• The legislature should re-examine the laws governing when and how officers may use deadly force. Clarifying these statutes and jury instructions will promote fairness and consistency in how officer-involved shootings are handled in the court and police officers statewide must be trained in those legal standards.
• The investigation must be as thorough and complete as possible. Every theory must be explored and every fact examined as expeditiously as justice permits and then all the evidence should be made public as soon as the case is concluded.
• Families of the victim must be kept apprised of the investigation’s status.

Freeman had approached Ellison and Harrington in early February about setting up this type of commission and in his remarks, he thanked the two co-chairs for establishing the group.

Under questioning from the working group, both Ramsey County Attorney John Choi and Freeman said they would be open to a conversation about having a new and completely independent agency investigate the officer-involved shooting and make the decision on whether to prosecute. Freeman said New York comes close to that model.

The hearing was to begin at 9 a.m. but protesters, led by Michelle Gross of Communities United Against Police Brutality, took over the meeting room and said the working group should be disbanded and their other eight demands should be implemented immediately.

Interestingly, some of those demands were not far from what Freeman has recommended or implemented. For instance, they demanded that all videos be released to the families within 48 hours of the killing. They wanted an independent state agency to investigate and prosecute the cases. They wanted an end to warrior training and an increase in de-escalation training and prosecution of those officers who engage in excessive force short of death.

Freeman told the working group that he has prosecuted two Minneapolis officers in the past two years, one for beating a suspect, the other for shooting into a car of young people who were following the orders of a different officer. He also charged two other officers for sex crimes. And his office successfully prosecuted then Officer Mohamed Noor in the fatal shooting of Justine Damon Ruszczyk.

In the past, Freeman has also voiced his support for more de-escalation training for police officers.
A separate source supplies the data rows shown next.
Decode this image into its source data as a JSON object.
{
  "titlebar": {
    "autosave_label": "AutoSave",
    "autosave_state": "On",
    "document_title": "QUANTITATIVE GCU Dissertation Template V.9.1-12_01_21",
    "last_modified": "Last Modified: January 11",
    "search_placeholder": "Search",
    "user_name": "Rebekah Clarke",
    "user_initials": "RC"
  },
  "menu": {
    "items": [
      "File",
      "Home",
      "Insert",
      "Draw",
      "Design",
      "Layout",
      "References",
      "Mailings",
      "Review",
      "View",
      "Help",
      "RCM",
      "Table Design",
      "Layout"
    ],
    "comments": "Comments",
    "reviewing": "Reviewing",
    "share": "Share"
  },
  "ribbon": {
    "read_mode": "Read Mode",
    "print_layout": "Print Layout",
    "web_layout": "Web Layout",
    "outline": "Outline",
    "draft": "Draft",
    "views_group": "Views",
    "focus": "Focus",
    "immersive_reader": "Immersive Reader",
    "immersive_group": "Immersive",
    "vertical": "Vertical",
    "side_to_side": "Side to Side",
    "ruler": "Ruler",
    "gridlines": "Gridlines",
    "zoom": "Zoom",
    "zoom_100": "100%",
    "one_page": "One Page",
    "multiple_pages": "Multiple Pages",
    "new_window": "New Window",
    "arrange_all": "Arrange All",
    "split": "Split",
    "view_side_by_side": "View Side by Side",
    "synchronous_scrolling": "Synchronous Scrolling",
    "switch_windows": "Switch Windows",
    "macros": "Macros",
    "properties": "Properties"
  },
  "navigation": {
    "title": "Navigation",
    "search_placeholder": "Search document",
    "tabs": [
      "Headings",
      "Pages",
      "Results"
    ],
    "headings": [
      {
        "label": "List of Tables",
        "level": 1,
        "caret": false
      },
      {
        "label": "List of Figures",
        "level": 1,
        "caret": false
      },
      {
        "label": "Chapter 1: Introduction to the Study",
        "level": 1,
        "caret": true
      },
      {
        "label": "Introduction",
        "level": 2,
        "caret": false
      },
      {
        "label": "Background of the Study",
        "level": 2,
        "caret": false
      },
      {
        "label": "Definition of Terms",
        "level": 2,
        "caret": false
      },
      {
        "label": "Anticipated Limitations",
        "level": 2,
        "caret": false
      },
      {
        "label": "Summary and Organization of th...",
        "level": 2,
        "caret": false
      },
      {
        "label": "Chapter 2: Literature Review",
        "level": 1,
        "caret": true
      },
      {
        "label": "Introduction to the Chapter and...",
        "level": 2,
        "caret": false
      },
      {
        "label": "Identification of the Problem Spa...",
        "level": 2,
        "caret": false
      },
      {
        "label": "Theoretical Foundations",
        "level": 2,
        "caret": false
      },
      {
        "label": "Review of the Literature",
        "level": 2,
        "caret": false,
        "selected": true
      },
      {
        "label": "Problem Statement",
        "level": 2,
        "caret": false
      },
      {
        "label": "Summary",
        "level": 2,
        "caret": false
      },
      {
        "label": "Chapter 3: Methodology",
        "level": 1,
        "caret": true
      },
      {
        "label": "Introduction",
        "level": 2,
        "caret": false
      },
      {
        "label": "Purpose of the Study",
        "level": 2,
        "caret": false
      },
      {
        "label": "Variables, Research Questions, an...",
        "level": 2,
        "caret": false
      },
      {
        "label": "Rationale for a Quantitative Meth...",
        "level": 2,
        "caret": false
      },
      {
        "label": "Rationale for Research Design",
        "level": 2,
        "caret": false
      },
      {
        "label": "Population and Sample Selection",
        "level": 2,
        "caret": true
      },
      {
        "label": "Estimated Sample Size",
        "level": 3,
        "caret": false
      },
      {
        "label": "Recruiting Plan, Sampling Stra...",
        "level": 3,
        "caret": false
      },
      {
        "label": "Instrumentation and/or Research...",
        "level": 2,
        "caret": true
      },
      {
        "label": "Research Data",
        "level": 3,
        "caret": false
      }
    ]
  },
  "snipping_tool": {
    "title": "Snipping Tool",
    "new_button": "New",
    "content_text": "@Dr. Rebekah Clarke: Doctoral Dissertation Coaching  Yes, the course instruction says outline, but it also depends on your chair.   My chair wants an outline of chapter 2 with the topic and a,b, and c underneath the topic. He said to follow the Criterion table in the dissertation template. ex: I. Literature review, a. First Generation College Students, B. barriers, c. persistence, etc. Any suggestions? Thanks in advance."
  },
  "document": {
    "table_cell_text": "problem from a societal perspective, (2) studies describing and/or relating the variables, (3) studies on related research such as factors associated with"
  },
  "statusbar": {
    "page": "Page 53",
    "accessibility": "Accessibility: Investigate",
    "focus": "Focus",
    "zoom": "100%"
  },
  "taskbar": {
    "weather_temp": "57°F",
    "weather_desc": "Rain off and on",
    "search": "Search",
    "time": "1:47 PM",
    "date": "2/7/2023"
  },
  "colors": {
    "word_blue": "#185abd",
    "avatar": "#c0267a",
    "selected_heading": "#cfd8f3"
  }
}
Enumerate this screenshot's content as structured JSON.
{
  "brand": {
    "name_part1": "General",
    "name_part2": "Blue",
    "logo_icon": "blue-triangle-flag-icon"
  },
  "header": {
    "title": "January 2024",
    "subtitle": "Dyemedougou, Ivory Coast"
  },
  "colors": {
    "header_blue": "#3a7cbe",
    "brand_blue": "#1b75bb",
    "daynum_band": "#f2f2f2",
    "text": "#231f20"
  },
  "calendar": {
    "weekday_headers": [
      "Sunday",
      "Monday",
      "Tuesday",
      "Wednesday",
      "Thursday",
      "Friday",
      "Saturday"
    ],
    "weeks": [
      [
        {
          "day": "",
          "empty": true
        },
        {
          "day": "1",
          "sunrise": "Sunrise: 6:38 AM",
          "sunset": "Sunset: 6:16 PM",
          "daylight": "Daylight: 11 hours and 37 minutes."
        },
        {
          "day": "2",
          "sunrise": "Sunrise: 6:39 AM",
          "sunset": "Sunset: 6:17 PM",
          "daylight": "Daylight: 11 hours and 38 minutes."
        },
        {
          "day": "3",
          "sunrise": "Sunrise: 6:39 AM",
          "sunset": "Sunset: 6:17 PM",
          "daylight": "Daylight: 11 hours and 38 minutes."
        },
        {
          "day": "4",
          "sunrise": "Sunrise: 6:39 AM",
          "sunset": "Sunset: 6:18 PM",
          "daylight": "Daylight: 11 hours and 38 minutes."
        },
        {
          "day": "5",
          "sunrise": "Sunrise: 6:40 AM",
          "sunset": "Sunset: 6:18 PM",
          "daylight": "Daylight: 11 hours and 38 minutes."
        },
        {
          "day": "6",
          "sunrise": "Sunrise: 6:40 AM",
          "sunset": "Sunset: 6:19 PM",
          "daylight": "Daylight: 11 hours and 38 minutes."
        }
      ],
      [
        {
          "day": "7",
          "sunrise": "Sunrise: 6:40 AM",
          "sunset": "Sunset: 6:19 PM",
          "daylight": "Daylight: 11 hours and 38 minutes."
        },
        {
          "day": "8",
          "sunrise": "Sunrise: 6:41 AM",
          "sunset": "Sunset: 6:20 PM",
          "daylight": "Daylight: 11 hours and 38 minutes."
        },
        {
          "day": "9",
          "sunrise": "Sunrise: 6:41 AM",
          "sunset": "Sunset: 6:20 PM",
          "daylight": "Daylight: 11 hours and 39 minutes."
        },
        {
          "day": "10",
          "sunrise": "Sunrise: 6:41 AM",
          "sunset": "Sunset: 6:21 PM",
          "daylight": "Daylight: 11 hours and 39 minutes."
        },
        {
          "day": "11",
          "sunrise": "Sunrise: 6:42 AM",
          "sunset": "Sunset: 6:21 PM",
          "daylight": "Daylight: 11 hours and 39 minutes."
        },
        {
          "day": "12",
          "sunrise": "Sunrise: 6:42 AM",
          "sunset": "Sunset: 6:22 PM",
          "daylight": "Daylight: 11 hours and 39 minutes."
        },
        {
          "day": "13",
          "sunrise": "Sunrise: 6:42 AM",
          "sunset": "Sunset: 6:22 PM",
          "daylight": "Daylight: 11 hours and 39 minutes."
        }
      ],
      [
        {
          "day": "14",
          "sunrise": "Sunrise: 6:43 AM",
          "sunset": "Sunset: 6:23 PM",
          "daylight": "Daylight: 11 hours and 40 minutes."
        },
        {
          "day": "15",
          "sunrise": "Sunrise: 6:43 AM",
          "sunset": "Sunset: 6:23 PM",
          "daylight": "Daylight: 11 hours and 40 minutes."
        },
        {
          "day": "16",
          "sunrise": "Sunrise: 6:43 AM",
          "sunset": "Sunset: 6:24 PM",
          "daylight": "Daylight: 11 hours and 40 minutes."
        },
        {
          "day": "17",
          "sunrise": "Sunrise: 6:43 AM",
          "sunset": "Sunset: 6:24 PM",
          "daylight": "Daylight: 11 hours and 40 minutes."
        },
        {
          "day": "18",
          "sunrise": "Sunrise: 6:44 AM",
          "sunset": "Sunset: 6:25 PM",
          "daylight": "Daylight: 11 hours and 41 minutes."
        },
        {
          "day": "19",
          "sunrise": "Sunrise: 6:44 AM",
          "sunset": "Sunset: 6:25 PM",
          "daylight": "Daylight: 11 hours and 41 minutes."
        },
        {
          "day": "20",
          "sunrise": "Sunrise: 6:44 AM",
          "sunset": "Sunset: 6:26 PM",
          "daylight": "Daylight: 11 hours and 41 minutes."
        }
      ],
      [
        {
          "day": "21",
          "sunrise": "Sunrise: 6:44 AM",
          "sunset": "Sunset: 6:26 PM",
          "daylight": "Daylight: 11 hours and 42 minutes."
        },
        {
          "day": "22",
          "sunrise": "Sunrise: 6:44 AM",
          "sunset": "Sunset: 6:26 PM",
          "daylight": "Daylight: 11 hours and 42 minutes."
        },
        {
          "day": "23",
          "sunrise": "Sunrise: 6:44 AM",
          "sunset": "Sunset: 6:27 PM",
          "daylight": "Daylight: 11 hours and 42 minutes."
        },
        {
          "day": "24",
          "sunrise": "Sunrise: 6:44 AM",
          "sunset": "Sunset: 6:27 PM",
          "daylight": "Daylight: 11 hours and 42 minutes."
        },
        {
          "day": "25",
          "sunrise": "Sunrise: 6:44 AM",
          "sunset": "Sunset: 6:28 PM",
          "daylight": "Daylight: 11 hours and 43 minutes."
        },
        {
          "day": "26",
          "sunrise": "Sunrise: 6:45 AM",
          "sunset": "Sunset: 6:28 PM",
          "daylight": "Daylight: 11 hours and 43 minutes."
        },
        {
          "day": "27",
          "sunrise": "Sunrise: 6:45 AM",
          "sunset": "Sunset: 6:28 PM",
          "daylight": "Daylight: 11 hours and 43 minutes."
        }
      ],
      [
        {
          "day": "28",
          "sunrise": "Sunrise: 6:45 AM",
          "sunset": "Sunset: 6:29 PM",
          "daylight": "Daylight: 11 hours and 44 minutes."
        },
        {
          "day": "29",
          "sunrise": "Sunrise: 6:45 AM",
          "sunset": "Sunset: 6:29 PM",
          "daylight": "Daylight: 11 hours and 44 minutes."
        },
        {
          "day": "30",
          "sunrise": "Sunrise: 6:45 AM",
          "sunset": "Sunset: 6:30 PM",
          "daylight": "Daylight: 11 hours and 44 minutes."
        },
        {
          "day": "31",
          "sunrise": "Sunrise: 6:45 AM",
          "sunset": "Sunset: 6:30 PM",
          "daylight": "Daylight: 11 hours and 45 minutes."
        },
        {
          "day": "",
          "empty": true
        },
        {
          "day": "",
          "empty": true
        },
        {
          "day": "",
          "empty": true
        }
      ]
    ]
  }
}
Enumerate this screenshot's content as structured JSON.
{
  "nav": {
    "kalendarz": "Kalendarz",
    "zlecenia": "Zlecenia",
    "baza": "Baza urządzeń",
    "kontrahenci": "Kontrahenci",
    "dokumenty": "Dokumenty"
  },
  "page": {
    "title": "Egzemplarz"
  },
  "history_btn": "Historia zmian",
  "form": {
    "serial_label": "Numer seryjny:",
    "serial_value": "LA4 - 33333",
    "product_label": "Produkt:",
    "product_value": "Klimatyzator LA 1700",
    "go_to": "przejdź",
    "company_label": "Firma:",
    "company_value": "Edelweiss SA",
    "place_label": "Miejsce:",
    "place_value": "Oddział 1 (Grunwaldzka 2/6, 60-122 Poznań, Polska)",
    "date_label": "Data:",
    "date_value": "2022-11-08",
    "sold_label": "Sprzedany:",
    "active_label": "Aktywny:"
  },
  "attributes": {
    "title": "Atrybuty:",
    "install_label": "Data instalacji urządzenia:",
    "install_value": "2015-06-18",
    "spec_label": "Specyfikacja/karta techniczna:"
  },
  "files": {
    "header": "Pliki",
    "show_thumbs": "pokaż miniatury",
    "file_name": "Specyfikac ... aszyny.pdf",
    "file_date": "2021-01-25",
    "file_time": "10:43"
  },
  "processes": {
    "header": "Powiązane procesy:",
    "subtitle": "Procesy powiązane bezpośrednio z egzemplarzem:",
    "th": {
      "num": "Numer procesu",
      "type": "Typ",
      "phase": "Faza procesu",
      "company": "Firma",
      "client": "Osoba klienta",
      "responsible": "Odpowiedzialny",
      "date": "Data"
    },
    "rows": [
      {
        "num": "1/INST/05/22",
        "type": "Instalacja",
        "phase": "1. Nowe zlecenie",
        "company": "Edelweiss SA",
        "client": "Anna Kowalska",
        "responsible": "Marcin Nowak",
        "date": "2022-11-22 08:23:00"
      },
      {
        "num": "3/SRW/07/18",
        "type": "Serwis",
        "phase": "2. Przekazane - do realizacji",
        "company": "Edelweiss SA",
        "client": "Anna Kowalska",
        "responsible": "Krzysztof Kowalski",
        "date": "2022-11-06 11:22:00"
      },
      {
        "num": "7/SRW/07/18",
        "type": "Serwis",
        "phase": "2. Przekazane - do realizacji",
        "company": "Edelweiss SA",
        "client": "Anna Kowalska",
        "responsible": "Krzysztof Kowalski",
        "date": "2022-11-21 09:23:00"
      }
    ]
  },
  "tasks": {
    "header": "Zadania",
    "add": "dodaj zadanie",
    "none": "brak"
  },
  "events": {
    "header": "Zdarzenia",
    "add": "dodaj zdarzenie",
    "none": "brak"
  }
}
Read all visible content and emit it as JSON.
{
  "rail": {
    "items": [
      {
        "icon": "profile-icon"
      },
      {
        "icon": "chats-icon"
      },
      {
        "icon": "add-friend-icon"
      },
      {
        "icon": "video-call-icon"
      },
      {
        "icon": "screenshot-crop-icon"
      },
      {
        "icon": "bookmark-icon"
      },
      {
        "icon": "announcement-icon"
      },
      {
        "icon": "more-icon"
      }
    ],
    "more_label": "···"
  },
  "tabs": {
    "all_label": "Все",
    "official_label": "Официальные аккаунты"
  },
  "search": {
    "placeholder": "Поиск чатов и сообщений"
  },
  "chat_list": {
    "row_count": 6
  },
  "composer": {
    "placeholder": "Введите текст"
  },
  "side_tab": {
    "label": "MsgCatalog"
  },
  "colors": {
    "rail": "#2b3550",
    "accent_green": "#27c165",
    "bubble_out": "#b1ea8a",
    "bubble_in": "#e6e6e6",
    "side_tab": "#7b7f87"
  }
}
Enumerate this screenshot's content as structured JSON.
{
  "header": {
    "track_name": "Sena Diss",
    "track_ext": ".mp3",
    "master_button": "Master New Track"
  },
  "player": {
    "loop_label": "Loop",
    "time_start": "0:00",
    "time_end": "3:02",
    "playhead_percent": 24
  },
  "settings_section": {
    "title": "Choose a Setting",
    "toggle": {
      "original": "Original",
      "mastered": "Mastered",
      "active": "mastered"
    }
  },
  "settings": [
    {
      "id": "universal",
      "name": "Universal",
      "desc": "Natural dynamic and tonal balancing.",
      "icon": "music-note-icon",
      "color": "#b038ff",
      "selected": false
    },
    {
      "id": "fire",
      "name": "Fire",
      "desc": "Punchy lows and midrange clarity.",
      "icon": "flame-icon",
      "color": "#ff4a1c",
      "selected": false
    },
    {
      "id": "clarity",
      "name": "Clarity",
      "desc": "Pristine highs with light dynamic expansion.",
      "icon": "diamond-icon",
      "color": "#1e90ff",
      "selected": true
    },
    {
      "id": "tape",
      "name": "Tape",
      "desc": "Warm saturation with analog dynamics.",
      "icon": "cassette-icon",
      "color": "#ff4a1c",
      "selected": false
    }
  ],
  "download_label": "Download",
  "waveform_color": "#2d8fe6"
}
The protesters’ other demands were that there should be mental health workers to respond to all police calls where a citizen is having a mental health crisis, all officers must have in-person mental health training, all officers must go through annual in-person anti-oppression training and mandatory psychological evaluation of all police officers every three years and immediately after they use deadly force.

The only demand Freeman opposed was that every officer-involved shooting case already decided in Minnesota must be reopened and re-examined. The only legitimate grounds for reopening a closed case is newly discovered evidence, he told the panel.

County Attorney Freeman's Opening Statement (PDF)

Video of testimony (Freeman starts at one hour 36 minutes)